"Okay." He let his hand drop. "Someone was definitely gunning for Sheppard. That's a Sophie's Choice for pilots; and it's just plain mean." Dr. Weir's face was focused and surprisingly unsurprised, though she raised a questioning eyebrow. Jack explained, "There are no aircraft at Anderson Air Force Base in Guam."
"So it was Antarctica, or never fly again?"
Jack stared up at the ceiling with a heavy sigh, hands pressed to either side of his head. He was never going to "get" this job. They were going to tie him up in red tape and hang him with it, and he wouldn't even know what happened. He pictured Washington like a bunch of little elves, all dancing around him with evil grins. "That's about the size of it."
Jack didn't mention that there was only six weeks of guaranteed flight time a year in this region because of the weather. Especially for a chopper pilot.
He snapped the file shut, thinking of all sorts of ways a former black ops colonel could, and never would, get revenge on some asshole in Afghanistan who'd fucked up Sheppard's career. "He's all yours, Dr. Weir. I'll do what I can to get Sumner off your case if he complains." And that guy was going to be a pain in the ass, wasn't he? "When Sumner complains," Jack amended.

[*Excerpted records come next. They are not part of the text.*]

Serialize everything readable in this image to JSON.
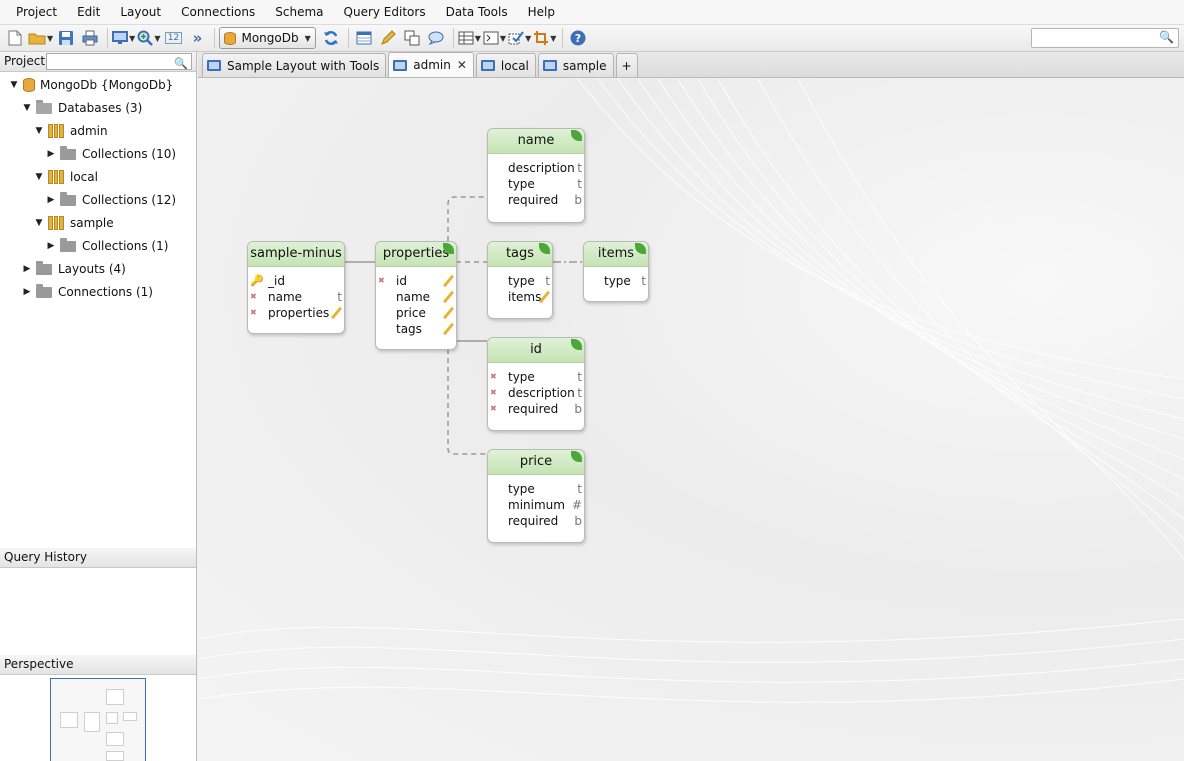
{
  "menu": [
    "Project",
    "Edit",
    "Layout",
    "Connections",
    "Schema",
    "Query Editors",
    "Data Tools",
    "Help"
  ],
  "toolbar": {
    "zoom_value": "12",
    "db_combo": "MongoDb",
    "search_placeholder": ""
  },
  "project_panel": {
    "title": "Project",
    "tree": [
      {
        "label": "MongoDb {MongoDb}",
        "level": 0,
        "icon": "server-icon",
        "expanded": true
      },
      {
        "label": "Databases (3)",
        "level": 1,
        "icon": "folder-open-icon",
        "expanded": true
      },
      {
        "label": "admin",
        "level": 2,
        "icon": "database-icon",
        "expanded": true
      },
      {
        "label": "Collections (10)",
        "level": 3,
        "icon": "folder-icon",
        "expanded": false
      },
      {
        "label": "local",
        "level": 2,
        "icon": "database-icon",
        "expanded": true
      },
      {
        "label": "Collections (12)",
        "level": 3,
        "icon": "folder-icon",
        "expanded": false
      },
      {
        "label": "sample",
        "level": 2,
        "icon": "database-icon",
        "expanded": true
      },
      {
        "label": "Collections (1)",
        "level": 3,
        "icon": "folder-icon",
        "expanded": false
      },
      {
        "label": "Layouts (4)",
        "level": 1,
        "icon": "folder-icon",
        "expanded": false
      },
      {
        "label": "Connections (1)",
        "level": 1,
        "icon": "folder-icon",
        "expanded": false
      }
    ]
  },
  "query_history": {
    "title": "Query History"
  },
  "perspective": {
    "title": "Perspective"
  },
  "tabs": [
    {
      "label": "Sample Layout with Tools",
      "active": false,
      "closable": false
    },
    {
      "label": "admin",
      "active": true,
      "closable": true
    },
    {
      "label": "local",
      "active": false,
      "closable": false
    },
    {
      "label": "sample",
      "active": false,
      "closable": false
    }
  ],
  "tab_add": "+",
  "entities": {
    "sample_minus": {
      "title": "sample-minus",
      "fields": [
        {
          "name": "_id",
          "type": "",
          "mark": "key"
        },
        {
          "name": "name",
          "type": "t",
          "mark": "x"
        },
        {
          "name": "properties",
          "type": "pen",
          "mark": "x"
        }
      ]
    },
    "properties": {
      "title": "properties",
      "fields": [
        {
          "name": "id",
          "type": "pen",
          "mark": "x"
        },
        {
          "name": "name",
          "type": "pen",
          "mark": ""
        },
        {
          "name": "price",
          "type": "pen",
          "mark": ""
        },
        {
          "name": "tags",
          "type": "pen",
          "mark": ""
        }
      ]
    },
    "name": {
      "title": "name",
      "fields": [
        {
          "name": "description",
          "type": "t",
          "mark": ""
        },
        {
          "name": "type",
          "type": "t",
          "mark": ""
        },
        {
          "name": "required",
          "type": "b",
          "mark": ""
        }
      ]
    },
    "tags": {
      "title": "tags",
      "fields": [
        {
          "name": "type",
          "type": "t",
          "mark": ""
        },
        {
          "name": "items",
          "type": "pen",
          "mark": ""
        }
      ]
    },
    "items": {
      "title": "items",
      "fields": [
        {
          "name": "type",
          "type": "t",
          "mark": ""
        }
      ]
    },
    "id": {
      "title": "id",
      "fields": [
        {
          "name": "type",
          "type": "t",
          "mark": "x"
        },
        {
          "name": "description",
          "type": "t",
          "mark": "x"
        },
        {
          "name": "required",
          "type": "b",
          "mark": "x"
        }
      ]
    },
    "price": {
      "title": "price",
      "fields": [
        {
          "name": "type",
          "type": "t",
          "mark": ""
        },
        {
          "name": "minimum",
          "type": "#",
          "mark": ""
        },
        {
          "name": "required",
          "type": "b",
          "mark": ""
        }
      ]
    }
  },
  "colors": {
    "entity_header": "#c9e6b8",
    "accent": "#3d6fb4",
    "leaf": "#4ea53a"
  }
}
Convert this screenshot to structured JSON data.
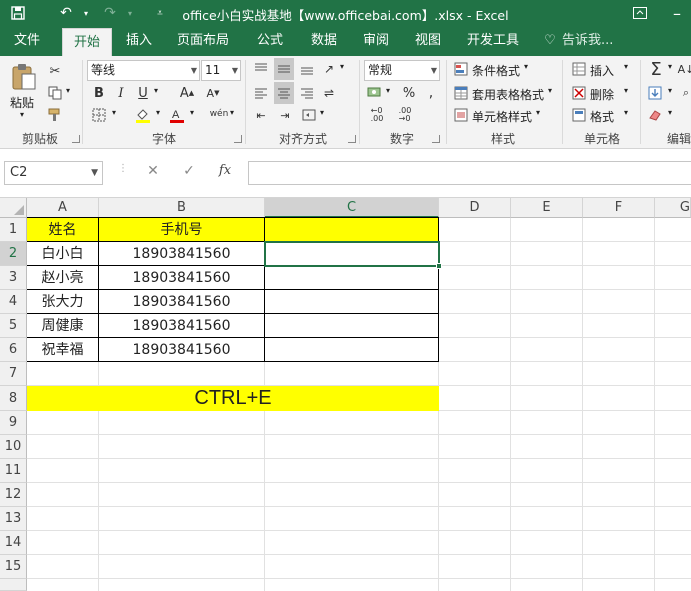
{
  "window": {
    "title": "office小白实战基地【www.officebai.com】.xlsx - Excel"
  },
  "tabs": [
    "文件",
    "开始",
    "插入",
    "页面布局",
    "公式",
    "数据",
    "审阅",
    "视图",
    "开发工具"
  ],
  "tell_me": "告诉我...",
  "ribbon": {
    "clipboard": {
      "paste": "粘贴",
      "label": "剪贴板"
    },
    "font": {
      "name": "等线",
      "size": "11",
      "label": "字体"
    },
    "alignment": {
      "label": "对齐方式"
    },
    "number": {
      "format": "常规",
      "label": "数字"
    },
    "styles": {
      "conditional": "条件格式",
      "table": "套用表格格式",
      "cell": "单元格样式",
      "label": "样式"
    },
    "cells": {
      "insert": "插入",
      "delete": "删除",
      "format": "格式",
      "label": "单元格"
    },
    "editing": {
      "label": "编辑"
    }
  },
  "formula_bar": {
    "name_box": "C2",
    "formula": ""
  },
  "sheet": {
    "columns": [
      "A",
      "B",
      "C",
      "D",
      "E",
      "F",
      "G"
    ],
    "rows": [
      "1",
      "2",
      "3",
      "4",
      "5",
      "6",
      "7",
      "8",
      "9",
      "10",
      "11",
      "12",
      "13",
      "14",
      "15"
    ],
    "header": {
      "name": "姓名",
      "phone": "手机号",
      "c": ""
    },
    "records": [
      {
        "name": "白小白",
        "phone": "18903841560"
      },
      {
        "name": "赵小亮",
        "phone": "18903841560"
      },
      {
        "name": "张大力",
        "phone": "18903841560"
      },
      {
        "name": "周健康",
        "phone": "18903841560"
      },
      {
        "name": "祝幸福",
        "phone": "18903841560"
      }
    ],
    "banner": "CTRL+E"
  },
  "colors": {
    "accent": "#217346",
    "highlight": "#ffff00"
  }
}
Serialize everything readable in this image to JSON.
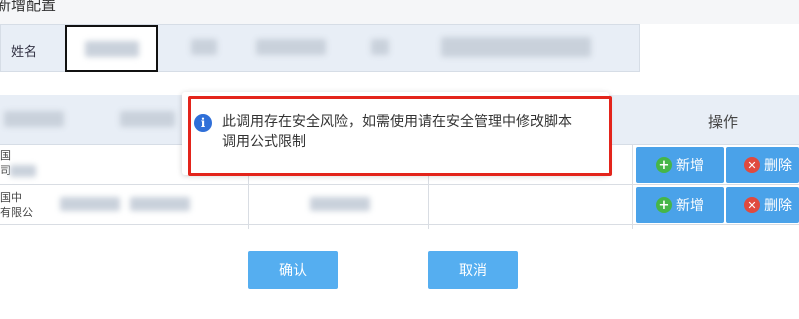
{
  "dialog": {
    "title": "新增配置"
  },
  "form": {
    "name_label": "姓名"
  },
  "grid": {
    "ops_header": "操作",
    "rows": [
      {
        "text_line1": "国",
        "text_line2": "司"
      },
      {
        "text_line1": "国中",
        "text_line2": "有限公"
      }
    ]
  },
  "row_buttons": {
    "add_label": "新增",
    "delete_label": "删除"
  },
  "footer": {
    "confirm_label": "确认",
    "cancel_label": "取消"
  },
  "alert": {
    "icon": "info-icon",
    "message_line1": "此调用存在安全风险，如需使用请在安全管理中修改脚本",
    "message_line2": "调用公式限制"
  },
  "colors": {
    "accent": "#4aa2e9",
    "alert_border": "#e3241b",
    "info_icon": "#2f6fd8",
    "add_icon": "#45b649",
    "delete_icon": "#e04a3f"
  }
}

"Thank you, General," she said, not rubbing his nose in his oversight. Which was nice of her, but unnecessary. Jack was already rubbing his own nose in it just fine, and would be for the next several days, or at least until his next screw-up, oversight or whatever. "But that's not what I need your help with."
Jack looked confused. "It's your team," he said. "Your call. You can have whoever you want."
"Yes. But so far, Major Sheppard's said no."
Dr. Weir gave Jack a helpless shake of her head. "I'd like you to talk to him," she said softly. "See if you can't change his mind."
"Have we ruled out stupidity?" Jack asked her. Weir just smiled at him as she put away Sheppard's file. "Or insanity? It's possible he's insane. He did say he liked it here."
"Thank you for your help, General."
Jack rumpled the back of his hair, standing and feeling like a rookie pilot again. "Yeah, well, no promises there. If he's clinically insane…." He made a broad gesture encompassing all of the insanity of Antarctica. "But, whatever. I'll try. Just make sure my pilot's Sheppard. I'm heading out at 1600, tonight."
It was the least he could do, for a man who wouldn't save himself. Jack stalked out of the office, Weir forgotten, his mind already on the mission.